Web page and app entries:
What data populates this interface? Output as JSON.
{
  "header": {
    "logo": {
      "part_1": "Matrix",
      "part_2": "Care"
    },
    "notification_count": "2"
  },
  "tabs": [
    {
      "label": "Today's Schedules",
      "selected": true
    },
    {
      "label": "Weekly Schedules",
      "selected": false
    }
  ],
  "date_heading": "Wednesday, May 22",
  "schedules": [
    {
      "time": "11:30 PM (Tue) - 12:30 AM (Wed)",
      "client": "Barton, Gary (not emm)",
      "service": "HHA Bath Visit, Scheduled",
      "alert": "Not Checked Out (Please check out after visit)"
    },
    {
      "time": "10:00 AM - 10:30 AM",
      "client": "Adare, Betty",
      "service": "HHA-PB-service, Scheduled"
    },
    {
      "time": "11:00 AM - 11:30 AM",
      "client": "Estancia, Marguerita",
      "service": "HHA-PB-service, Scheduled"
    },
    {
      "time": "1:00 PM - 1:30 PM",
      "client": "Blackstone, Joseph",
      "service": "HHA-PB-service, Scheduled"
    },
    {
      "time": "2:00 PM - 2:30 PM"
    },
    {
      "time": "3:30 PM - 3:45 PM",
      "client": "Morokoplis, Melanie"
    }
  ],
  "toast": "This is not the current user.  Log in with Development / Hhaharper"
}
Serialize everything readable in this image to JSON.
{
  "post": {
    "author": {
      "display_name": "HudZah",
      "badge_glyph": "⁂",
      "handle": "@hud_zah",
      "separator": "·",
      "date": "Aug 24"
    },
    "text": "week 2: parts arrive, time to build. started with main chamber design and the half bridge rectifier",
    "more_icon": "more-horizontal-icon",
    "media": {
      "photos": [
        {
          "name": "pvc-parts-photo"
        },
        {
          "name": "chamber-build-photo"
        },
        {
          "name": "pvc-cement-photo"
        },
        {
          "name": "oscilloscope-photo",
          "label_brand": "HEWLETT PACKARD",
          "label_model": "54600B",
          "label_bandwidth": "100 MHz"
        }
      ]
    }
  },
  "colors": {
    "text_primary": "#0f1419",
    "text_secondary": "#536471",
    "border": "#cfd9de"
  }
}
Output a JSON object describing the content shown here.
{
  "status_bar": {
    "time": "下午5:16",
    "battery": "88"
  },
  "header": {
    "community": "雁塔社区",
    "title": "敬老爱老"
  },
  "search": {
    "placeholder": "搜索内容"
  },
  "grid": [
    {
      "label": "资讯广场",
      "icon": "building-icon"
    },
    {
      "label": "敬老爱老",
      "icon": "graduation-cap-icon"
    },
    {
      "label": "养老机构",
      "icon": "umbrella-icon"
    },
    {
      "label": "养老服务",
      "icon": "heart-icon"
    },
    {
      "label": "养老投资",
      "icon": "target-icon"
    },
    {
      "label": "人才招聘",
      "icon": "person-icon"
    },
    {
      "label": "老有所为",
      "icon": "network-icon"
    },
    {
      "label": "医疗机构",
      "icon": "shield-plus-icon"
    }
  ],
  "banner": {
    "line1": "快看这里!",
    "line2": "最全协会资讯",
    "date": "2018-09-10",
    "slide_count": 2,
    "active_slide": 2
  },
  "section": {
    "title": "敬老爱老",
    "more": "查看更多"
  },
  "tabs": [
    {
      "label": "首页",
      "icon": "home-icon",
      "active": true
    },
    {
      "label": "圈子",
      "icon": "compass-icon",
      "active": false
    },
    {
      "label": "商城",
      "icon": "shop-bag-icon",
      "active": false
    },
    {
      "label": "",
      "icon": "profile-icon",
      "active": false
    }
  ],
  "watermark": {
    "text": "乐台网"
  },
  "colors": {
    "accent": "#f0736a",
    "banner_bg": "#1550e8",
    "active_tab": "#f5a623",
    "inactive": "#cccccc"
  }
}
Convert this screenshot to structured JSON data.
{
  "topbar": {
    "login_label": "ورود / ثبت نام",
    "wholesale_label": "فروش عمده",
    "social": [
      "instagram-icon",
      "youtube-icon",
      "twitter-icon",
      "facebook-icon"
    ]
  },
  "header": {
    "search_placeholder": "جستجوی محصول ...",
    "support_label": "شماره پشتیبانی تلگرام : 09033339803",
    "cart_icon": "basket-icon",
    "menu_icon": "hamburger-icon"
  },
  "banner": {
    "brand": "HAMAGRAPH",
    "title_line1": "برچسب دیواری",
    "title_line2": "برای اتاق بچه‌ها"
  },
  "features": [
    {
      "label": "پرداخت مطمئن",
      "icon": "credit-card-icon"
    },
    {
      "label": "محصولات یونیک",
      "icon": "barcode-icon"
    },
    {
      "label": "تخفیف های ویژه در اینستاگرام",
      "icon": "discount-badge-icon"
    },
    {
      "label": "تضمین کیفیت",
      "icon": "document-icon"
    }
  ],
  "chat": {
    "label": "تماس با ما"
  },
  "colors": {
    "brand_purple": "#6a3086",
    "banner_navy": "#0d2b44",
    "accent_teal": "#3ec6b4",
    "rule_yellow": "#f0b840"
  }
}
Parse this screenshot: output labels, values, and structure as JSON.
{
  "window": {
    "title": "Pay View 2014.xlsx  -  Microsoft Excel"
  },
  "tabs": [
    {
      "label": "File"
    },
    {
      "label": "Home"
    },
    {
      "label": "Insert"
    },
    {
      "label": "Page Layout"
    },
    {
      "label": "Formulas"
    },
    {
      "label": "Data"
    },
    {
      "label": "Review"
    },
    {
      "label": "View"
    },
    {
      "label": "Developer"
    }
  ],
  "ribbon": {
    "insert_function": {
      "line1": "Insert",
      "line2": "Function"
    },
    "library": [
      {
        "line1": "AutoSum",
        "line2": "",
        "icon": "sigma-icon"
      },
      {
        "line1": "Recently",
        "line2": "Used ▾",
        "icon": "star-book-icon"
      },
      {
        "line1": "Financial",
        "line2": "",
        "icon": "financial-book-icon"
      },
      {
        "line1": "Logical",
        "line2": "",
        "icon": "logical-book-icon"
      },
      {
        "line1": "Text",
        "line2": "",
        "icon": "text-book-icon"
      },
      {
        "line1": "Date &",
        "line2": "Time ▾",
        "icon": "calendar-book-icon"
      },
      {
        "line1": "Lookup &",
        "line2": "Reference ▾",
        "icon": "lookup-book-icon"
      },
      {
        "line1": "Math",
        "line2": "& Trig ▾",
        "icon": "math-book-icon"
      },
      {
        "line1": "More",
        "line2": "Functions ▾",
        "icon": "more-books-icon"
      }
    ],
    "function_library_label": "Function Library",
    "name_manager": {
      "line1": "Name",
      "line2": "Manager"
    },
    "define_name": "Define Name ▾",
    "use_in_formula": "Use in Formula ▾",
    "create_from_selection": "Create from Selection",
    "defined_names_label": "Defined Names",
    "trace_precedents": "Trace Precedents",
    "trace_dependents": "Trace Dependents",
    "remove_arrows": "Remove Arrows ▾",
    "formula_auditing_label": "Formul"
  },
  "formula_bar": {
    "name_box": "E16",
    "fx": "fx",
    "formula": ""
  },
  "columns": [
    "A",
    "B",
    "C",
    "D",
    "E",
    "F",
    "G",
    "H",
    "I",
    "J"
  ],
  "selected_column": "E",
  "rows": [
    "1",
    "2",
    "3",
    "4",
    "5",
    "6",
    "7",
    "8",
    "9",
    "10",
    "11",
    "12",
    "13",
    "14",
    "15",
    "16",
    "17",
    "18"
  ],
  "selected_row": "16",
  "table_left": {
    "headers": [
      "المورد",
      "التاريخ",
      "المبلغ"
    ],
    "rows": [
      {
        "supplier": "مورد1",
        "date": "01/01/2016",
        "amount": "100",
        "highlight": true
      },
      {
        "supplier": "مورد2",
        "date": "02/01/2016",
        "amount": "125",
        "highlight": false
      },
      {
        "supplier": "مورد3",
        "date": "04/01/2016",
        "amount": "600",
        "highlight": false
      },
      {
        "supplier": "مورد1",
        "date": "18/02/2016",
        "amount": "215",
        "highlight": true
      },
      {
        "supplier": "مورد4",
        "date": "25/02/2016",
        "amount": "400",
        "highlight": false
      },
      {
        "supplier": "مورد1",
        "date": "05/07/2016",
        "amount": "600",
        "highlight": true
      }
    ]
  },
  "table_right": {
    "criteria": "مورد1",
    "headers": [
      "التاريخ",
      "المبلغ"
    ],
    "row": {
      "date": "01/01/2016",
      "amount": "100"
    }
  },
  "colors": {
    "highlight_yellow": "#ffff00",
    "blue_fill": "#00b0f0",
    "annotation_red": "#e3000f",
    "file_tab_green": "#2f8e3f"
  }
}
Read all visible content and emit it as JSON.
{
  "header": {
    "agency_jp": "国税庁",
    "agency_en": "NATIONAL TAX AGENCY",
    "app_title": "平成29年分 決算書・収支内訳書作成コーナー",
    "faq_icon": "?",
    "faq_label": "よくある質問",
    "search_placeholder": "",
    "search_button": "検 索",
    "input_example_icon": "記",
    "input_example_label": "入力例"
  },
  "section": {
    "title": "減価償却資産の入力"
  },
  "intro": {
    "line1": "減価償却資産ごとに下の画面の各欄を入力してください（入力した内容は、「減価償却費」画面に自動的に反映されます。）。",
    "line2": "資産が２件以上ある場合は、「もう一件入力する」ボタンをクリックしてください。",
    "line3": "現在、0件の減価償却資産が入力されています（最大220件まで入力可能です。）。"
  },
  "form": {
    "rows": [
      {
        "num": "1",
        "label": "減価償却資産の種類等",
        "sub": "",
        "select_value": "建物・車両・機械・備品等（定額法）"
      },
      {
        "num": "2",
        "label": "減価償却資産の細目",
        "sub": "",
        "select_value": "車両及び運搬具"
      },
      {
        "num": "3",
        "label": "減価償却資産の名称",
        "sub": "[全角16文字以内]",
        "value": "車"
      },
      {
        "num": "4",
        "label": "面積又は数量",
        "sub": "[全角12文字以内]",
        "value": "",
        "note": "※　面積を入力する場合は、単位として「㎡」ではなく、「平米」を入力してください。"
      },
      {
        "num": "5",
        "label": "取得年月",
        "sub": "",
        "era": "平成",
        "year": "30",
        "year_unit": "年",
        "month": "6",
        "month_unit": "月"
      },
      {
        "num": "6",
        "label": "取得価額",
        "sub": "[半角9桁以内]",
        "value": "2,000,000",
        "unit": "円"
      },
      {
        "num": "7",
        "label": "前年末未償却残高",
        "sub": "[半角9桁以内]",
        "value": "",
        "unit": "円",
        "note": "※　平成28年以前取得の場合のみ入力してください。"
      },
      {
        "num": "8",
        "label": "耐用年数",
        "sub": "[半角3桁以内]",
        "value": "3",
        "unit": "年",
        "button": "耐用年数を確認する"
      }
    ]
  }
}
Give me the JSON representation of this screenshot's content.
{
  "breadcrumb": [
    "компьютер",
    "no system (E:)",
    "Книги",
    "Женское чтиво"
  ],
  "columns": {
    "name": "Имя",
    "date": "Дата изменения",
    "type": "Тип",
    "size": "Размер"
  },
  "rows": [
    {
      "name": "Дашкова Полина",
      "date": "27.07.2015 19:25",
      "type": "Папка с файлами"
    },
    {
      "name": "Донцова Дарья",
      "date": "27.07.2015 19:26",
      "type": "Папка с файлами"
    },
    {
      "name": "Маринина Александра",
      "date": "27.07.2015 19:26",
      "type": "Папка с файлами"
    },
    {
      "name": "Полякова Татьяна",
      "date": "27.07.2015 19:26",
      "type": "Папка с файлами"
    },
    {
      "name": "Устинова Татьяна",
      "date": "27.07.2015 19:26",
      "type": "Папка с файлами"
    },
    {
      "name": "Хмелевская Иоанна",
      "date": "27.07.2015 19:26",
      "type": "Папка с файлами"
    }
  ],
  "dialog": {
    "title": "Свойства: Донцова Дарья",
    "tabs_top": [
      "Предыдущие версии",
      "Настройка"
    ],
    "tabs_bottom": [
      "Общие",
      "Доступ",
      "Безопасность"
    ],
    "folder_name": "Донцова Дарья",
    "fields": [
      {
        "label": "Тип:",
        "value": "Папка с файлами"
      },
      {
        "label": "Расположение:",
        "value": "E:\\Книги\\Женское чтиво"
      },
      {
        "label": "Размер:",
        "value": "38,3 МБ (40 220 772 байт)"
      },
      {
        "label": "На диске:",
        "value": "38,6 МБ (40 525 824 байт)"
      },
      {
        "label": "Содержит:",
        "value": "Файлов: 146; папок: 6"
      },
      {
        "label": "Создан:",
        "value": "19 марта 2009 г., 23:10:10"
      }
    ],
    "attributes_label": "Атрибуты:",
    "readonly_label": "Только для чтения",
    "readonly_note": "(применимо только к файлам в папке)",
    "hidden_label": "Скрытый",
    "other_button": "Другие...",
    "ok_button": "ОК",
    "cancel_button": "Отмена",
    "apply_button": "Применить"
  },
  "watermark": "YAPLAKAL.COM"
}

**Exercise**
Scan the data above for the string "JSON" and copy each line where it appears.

**Solved exercise**
What data populates this interface? Output as JSON.
Serialize everything readable in this image to JSON.
Output a JSON object describing the content shown here.
Convert this screenshot to structured JSON data.
Parse this screenshot: output labels, values, and structure as JSON.
Read all visible content and emit it as JSON.
Give me the JSON representation of this screenshot's content.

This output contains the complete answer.